→ EXERCISE OBJECTIVE
Which lines below contain the word "Ajit"? Copy each of them.

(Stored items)
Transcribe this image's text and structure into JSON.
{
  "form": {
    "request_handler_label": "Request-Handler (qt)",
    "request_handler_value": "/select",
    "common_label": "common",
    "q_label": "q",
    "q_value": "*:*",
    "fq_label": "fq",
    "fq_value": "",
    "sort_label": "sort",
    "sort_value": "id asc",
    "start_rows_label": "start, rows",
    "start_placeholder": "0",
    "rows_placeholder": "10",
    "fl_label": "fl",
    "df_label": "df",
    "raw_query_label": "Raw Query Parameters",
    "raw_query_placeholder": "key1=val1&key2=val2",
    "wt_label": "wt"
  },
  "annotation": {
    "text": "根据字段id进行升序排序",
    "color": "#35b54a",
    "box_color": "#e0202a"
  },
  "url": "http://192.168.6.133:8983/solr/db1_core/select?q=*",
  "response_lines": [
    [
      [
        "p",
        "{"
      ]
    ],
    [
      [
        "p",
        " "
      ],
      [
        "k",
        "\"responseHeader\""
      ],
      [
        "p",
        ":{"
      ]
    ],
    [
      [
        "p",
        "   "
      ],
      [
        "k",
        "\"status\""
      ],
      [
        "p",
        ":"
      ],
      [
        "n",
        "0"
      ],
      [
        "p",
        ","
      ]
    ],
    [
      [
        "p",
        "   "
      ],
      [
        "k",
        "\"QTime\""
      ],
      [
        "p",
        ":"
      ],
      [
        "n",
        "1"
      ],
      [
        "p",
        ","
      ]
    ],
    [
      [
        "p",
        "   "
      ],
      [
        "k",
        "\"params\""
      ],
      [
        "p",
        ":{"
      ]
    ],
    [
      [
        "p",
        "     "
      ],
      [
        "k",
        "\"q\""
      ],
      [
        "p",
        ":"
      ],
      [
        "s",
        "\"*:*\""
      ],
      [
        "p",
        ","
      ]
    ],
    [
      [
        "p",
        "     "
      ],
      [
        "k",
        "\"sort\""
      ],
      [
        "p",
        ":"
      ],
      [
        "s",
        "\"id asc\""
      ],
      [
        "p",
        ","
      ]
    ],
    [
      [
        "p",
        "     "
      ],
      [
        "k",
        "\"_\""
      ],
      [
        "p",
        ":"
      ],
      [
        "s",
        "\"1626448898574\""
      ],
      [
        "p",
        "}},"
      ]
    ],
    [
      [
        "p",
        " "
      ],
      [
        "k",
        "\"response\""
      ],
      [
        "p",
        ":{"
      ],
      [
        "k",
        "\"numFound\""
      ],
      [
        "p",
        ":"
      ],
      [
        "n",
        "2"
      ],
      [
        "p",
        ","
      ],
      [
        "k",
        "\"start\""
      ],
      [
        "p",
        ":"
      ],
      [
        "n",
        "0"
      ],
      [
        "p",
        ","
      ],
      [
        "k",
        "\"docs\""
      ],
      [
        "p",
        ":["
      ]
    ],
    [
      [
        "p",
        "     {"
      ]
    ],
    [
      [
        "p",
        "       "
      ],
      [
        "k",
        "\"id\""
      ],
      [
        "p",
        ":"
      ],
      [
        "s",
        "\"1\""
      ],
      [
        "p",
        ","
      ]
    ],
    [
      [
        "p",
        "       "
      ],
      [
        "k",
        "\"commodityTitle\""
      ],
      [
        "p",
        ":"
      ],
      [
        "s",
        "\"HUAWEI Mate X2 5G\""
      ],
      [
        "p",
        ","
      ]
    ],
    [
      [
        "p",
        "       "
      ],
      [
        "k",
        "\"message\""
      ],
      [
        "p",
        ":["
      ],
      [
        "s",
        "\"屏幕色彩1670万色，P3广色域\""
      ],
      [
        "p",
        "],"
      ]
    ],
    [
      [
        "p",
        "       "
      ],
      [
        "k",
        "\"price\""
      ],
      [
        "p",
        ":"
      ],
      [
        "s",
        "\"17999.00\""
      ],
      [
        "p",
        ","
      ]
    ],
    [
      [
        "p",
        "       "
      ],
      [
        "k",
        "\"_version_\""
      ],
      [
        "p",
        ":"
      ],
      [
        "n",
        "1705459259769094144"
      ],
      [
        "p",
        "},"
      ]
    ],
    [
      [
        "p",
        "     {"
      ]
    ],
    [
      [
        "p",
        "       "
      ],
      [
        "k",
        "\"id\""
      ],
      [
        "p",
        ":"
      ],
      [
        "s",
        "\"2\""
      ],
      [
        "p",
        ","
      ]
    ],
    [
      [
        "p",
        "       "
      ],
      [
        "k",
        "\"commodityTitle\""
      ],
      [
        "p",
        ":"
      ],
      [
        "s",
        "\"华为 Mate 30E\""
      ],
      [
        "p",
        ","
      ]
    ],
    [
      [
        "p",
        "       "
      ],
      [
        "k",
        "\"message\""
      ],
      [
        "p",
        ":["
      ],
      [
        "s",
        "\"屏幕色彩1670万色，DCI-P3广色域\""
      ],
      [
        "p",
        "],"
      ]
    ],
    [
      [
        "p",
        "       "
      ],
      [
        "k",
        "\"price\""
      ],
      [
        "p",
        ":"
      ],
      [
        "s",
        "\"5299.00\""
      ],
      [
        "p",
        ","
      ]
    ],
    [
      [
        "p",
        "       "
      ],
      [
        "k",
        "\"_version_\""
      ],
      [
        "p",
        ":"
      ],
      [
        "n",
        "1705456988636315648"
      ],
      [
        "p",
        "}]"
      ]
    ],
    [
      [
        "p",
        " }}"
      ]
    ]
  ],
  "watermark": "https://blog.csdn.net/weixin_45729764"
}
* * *
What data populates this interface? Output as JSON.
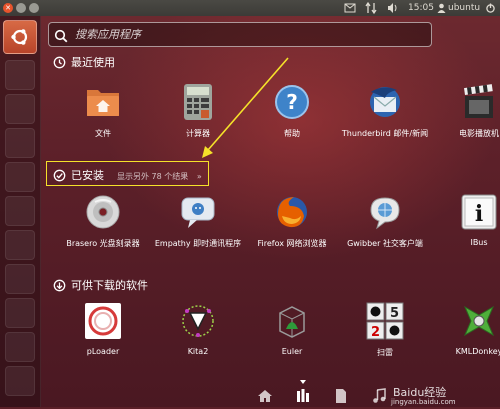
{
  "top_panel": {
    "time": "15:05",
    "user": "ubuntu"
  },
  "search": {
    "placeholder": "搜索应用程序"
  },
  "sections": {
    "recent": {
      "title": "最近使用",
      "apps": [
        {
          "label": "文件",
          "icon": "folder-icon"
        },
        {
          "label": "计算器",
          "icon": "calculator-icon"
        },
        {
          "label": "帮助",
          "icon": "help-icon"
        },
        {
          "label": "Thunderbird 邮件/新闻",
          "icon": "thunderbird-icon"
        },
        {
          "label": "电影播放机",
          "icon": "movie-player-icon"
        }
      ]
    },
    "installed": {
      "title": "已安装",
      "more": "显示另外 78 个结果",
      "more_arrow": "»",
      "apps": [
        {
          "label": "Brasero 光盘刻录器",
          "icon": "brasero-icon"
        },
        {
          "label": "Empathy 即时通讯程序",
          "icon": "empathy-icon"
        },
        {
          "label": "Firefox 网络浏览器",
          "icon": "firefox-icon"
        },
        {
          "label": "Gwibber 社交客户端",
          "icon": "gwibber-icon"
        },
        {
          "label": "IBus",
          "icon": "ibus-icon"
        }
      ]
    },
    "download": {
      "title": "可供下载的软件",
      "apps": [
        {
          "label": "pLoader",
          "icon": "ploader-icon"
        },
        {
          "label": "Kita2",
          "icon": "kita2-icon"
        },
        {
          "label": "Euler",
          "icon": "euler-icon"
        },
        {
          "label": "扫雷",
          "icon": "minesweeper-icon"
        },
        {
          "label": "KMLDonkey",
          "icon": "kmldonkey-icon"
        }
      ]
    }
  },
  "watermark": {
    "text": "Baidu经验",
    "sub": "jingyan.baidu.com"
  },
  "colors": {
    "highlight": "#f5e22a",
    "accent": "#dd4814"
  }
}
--
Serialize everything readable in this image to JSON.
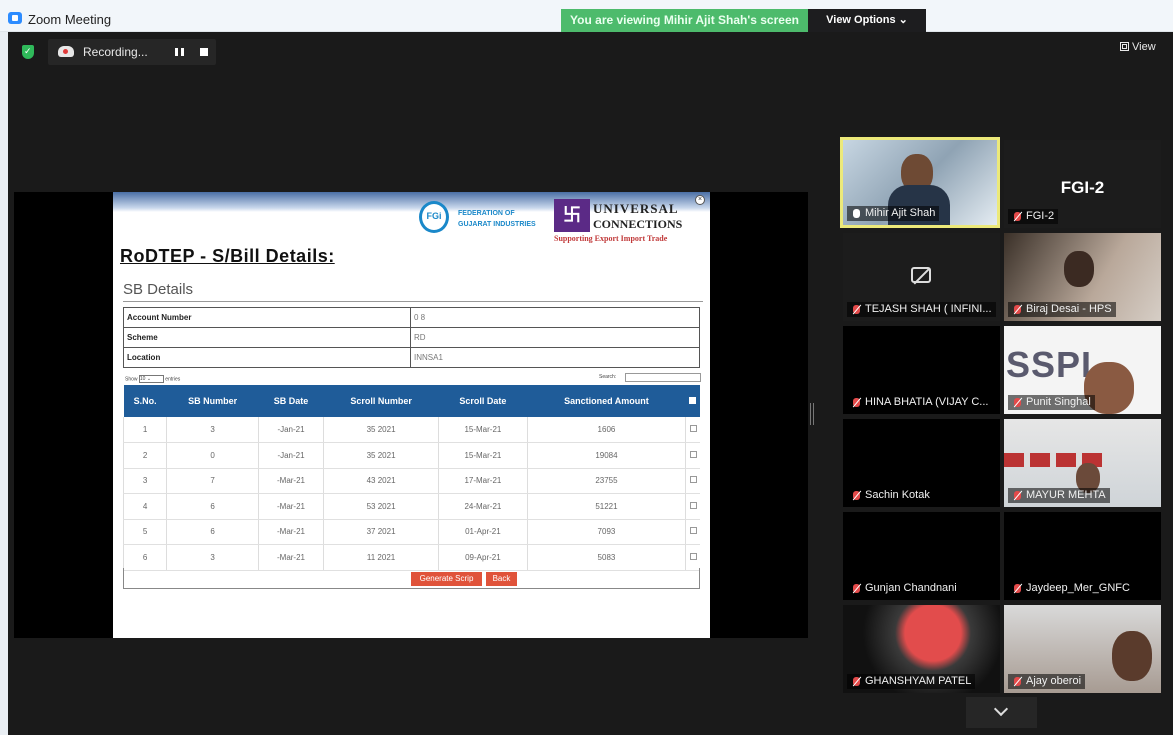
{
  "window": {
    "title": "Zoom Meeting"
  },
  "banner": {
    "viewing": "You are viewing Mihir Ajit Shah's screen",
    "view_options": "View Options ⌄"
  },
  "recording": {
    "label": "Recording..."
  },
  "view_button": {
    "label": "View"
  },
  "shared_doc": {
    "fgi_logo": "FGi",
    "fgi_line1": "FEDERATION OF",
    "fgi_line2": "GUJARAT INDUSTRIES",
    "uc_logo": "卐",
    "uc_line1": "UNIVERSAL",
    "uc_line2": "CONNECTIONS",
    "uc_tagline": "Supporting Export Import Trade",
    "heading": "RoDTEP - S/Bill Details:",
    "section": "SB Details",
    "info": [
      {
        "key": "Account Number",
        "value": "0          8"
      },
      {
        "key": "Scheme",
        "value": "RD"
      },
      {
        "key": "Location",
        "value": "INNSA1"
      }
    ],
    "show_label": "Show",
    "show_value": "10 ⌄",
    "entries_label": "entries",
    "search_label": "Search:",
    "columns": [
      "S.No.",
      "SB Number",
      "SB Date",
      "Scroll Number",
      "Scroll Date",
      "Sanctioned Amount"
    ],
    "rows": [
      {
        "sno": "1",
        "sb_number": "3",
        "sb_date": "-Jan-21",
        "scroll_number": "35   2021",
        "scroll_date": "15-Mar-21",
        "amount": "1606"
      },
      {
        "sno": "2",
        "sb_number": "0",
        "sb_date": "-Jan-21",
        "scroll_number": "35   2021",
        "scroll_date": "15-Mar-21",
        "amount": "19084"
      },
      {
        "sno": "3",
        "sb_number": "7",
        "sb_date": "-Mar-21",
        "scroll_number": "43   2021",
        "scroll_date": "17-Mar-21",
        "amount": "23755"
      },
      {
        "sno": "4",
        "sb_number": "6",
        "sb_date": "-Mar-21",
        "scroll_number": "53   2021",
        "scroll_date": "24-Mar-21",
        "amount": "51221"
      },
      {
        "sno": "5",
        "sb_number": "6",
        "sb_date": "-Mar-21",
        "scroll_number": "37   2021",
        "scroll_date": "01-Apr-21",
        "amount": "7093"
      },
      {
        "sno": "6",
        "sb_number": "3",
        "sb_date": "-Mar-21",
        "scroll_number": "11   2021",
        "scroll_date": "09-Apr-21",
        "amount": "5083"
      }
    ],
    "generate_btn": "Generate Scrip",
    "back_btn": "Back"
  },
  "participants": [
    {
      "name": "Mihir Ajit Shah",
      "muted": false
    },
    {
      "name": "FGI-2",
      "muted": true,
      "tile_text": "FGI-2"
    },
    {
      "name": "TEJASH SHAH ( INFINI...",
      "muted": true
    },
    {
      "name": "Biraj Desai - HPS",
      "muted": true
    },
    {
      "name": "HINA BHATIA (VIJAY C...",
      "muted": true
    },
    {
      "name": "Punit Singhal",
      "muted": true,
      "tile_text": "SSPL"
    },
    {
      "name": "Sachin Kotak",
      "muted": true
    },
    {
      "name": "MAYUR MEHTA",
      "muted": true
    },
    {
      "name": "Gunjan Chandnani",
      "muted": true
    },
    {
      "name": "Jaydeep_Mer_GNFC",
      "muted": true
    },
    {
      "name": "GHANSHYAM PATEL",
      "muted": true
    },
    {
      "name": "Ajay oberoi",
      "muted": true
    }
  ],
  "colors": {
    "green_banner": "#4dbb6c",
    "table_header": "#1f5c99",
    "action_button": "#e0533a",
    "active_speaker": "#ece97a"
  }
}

→ RESPONSE AREA
    "viewing": "You are viewing Mihir Ajit Shah's screen",
      "name": "Mihir Ajit Shah",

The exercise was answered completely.